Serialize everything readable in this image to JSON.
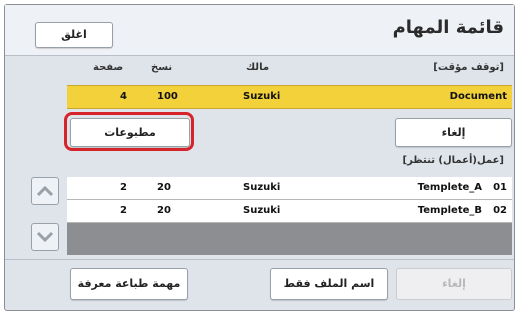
{
  "header": {
    "title": "قائمة المهام",
    "close_label": "اغلق"
  },
  "paused": {
    "section_label": "[توقف مؤقت]",
    "columns": {
      "page": "صفحة",
      "copies": "نسخ",
      "owner": "مالك"
    },
    "row": {
      "page": "4",
      "copies": "100",
      "owner": "Suzuki",
      "name": "Document"
    }
  },
  "actions": {
    "prints_label": "مطبوعات",
    "cancel_label": "إلغاء"
  },
  "waiting": {
    "section_label": "[عمل(أعمال) تنتظر]",
    "rows": [
      {
        "page": "2",
        "copies": "20",
        "owner": "Suzuki",
        "name": "Templete_A",
        "no": "01"
      },
      {
        "page": "2",
        "copies": "20",
        "owner": "Suzuki",
        "name": "Templete_B",
        "no": "02"
      }
    ]
  },
  "footer": {
    "known_job_label": "مهمة طباعة معرفة",
    "filename_only_label": "اسم الملف فقط",
    "cancel_label": "إلغاء"
  },
  "colors": {
    "highlight": "#f2d13a",
    "focus_ring": "#d7242b",
    "panel": "#dfe4eb"
  }
}
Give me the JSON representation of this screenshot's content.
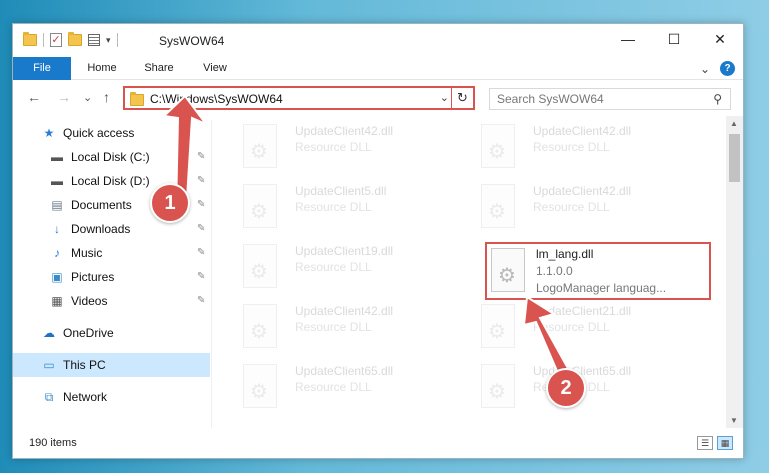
{
  "window": {
    "title": "SysWOW64",
    "controls": {
      "minimize": "—",
      "maximize": "☐",
      "close": "✕"
    }
  },
  "ribbon": {
    "tabs": [
      {
        "label": "File"
      },
      {
        "label": "Home"
      },
      {
        "label": "Share"
      },
      {
        "label": "View"
      }
    ],
    "expand_glyph": "⌄",
    "help_glyph": "?"
  },
  "navigation": {
    "back_glyph": "←",
    "forward_glyph": "→",
    "recent_glyph": "⌄",
    "up_glyph": "↑",
    "address_path": "C:\\Windows\\SysWOW64",
    "dropdown_glyph": "⌄",
    "refresh_glyph": "↻",
    "search_placeholder": "Search SysWOW64",
    "search_glyph": "⚲"
  },
  "sidebar": {
    "items": [
      {
        "label": "Quick access",
        "icon": "star-icon"
      },
      {
        "label": "Local Disk (C:)",
        "icon": "drive-icon",
        "pinned": true
      },
      {
        "label": "Local Disk (D:)",
        "icon": "drive-icon",
        "pinned": true
      },
      {
        "label": "Documents",
        "icon": "documents-icon",
        "pinned": true
      },
      {
        "label": "Downloads",
        "icon": "downloads-icon",
        "pinned": true
      },
      {
        "label": "Music",
        "icon": "music-icon",
        "pinned": true
      },
      {
        "label": "Pictures",
        "icon": "pictures-icon",
        "pinned": true
      },
      {
        "label": "Videos",
        "icon": "videos-icon",
        "pinned": true
      },
      {
        "label": "OneDrive",
        "icon": "onedrive-icon"
      },
      {
        "label": "This PC",
        "icon": "this-pc-icon",
        "selected": true
      },
      {
        "label": "Network",
        "icon": "network-icon"
      }
    ],
    "pin_glyph": "📌"
  },
  "files": [
    {
      "name": "UpdateClient42.dll",
      "description": "Resource DLL"
    },
    {
      "name": "UpdateClient42.dll",
      "description": "Resource DLL"
    },
    {
      "name": "UpdateClient5.dll",
      "description": "Resource DLL"
    },
    {
      "name": "UpdateClient42.dll",
      "description": "Resource DLL"
    },
    {
      "name": "UpdateClient19.dll",
      "description": "Resource DLL"
    },
    {
      "name": "lm_lang.dll",
      "version": "1.1.0.0",
      "description": "LogoManager languag...",
      "highlighted": true
    },
    {
      "name": "UpdateClient42.dll",
      "description": "Resource DLL"
    },
    {
      "name": "UpdateClient21.dll",
      "description": "Resource DLL"
    },
    {
      "name": "UpdateClient65.dll",
      "description": "Resource DLL"
    },
    {
      "name": "UpdateClient65.dll",
      "description": "Resource DLL"
    }
  ],
  "status": {
    "item_count": "190 items"
  },
  "annotations": {
    "callout_1": "1",
    "callout_2": "2",
    "color": "#d9534f"
  },
  "colors": {
    "accent": "#1979ca",
    "selection": "#cce8ff",
    "highlight_border": "#d9534f"
  }
}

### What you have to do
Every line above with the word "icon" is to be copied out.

### Exercise answer
        "icon": "star-icon"
        "icon": "drive-icon",
        "icon": "drive-icon",
        "icon": "documents-icon",
        "icon": "downloads-icon",
        "icon": "music-icon",
        "icon": "pictures-icon",
        "icon": "videos-icon",
        "icon": "onedrive-icon"
        "icon": "this-pc-icon",
        "icon": "network-icon"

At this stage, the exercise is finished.